* **WHAT YOU WILL DO**: Text in the records must be reproduced exactly, and pictures must be skipped.

* **INFORMATION SUPPLIED**:
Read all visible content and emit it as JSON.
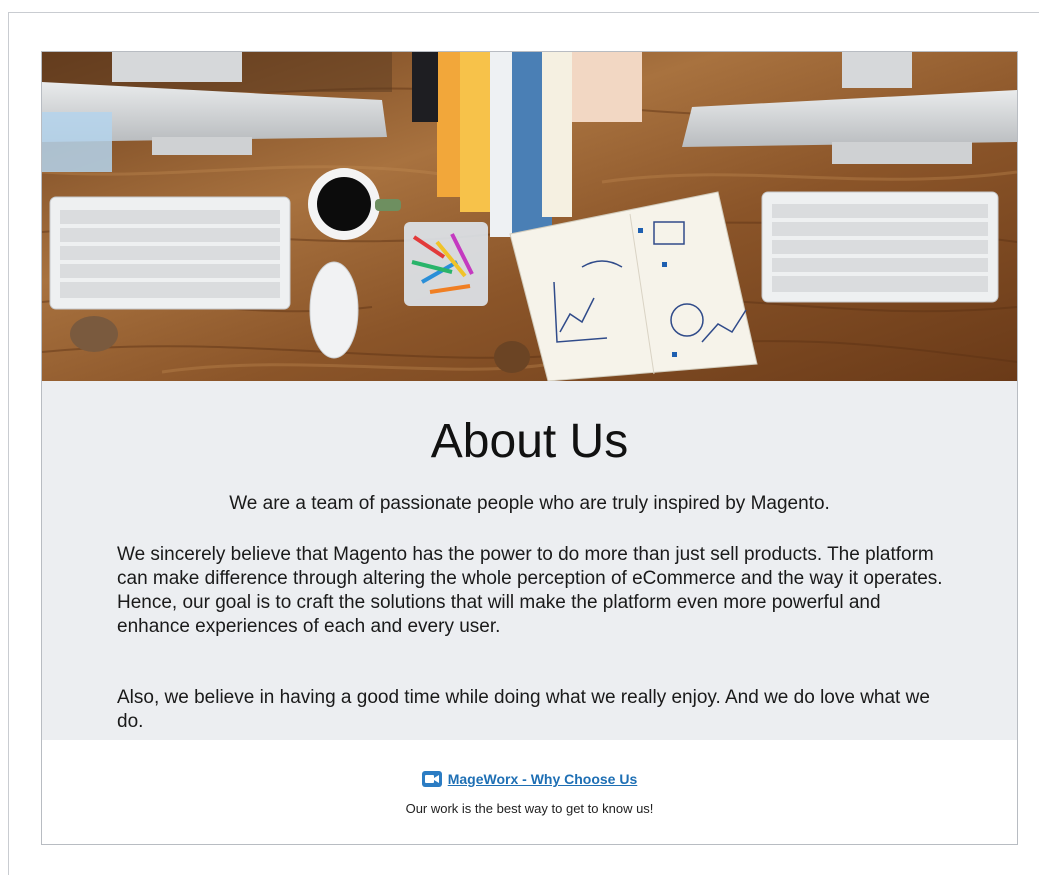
{
  "about": {
    "title": "About Us",
    "lead": "We are a team of passionate people who are truly inspired by Magento.",
    "paragraphs": [
      "We sincerely believe that Magento has the power to do more than just sell products. The platform can make difference through altering the whole perception of eCommerce and the way it operates. Hence, our goal is to craft the solutions that will make the platform even more powerful and enhance experiences of each and every user.",
      "Also, we believe in having a good time while doing what we really enjoy. And we do love what we do."
    ]
  },
  "footer": {
    "video_link_label": "MageWorx - Why Choose Us",
    "video_icon": "video-camera-icon",
    "tagline": "Our work is the best way to get to know us!"
  },
  "hero": {
    "image_subject": "desk with computers, keyboards, coffee cup, paper clips, notebook with charts"
  },
  "colors": {
    "panel_background": "#eceef1",
    "link": "#1e6fb4",
    "icon_accent": "#2b7cc3"
  }
}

* **RESULT BELOW**:
Read all visible content and emit it as JSON.
{
  "about": {
    "title": "About Us",
    "lead": "We are a team of passionate people who are truly inspired by Magento.",
    "paragraphs": [
      "We sincerely believe that Magento has the power to do more than just sell products. The platform can make difference through altering the whole perception of eCommerce and the way it operates. Hence, our goal is to craft the solutions that will make the platform even more powerful and enhance experiences of each and every user.",
      "Also, we believe in having a good time while doing what we really enjoy. And we do love what we do."
    ]
  },
  "footer": {
    "video_link_label": "MageWorx - Why Choose Us",
    "video_icon": "video-camera-icon",
    "tagline": "Our work is the best way to get to know us!"
  },
  "hero": {
    "image_subject": "desk with computers, keyboards, coffee cup, paper clips, notebook with charts"
  },
  "colors": {
    "panel_background": "#eceef1",
    "link": "#1e6fb4",
    "icon_accent": "#2b7cc3"
  }
}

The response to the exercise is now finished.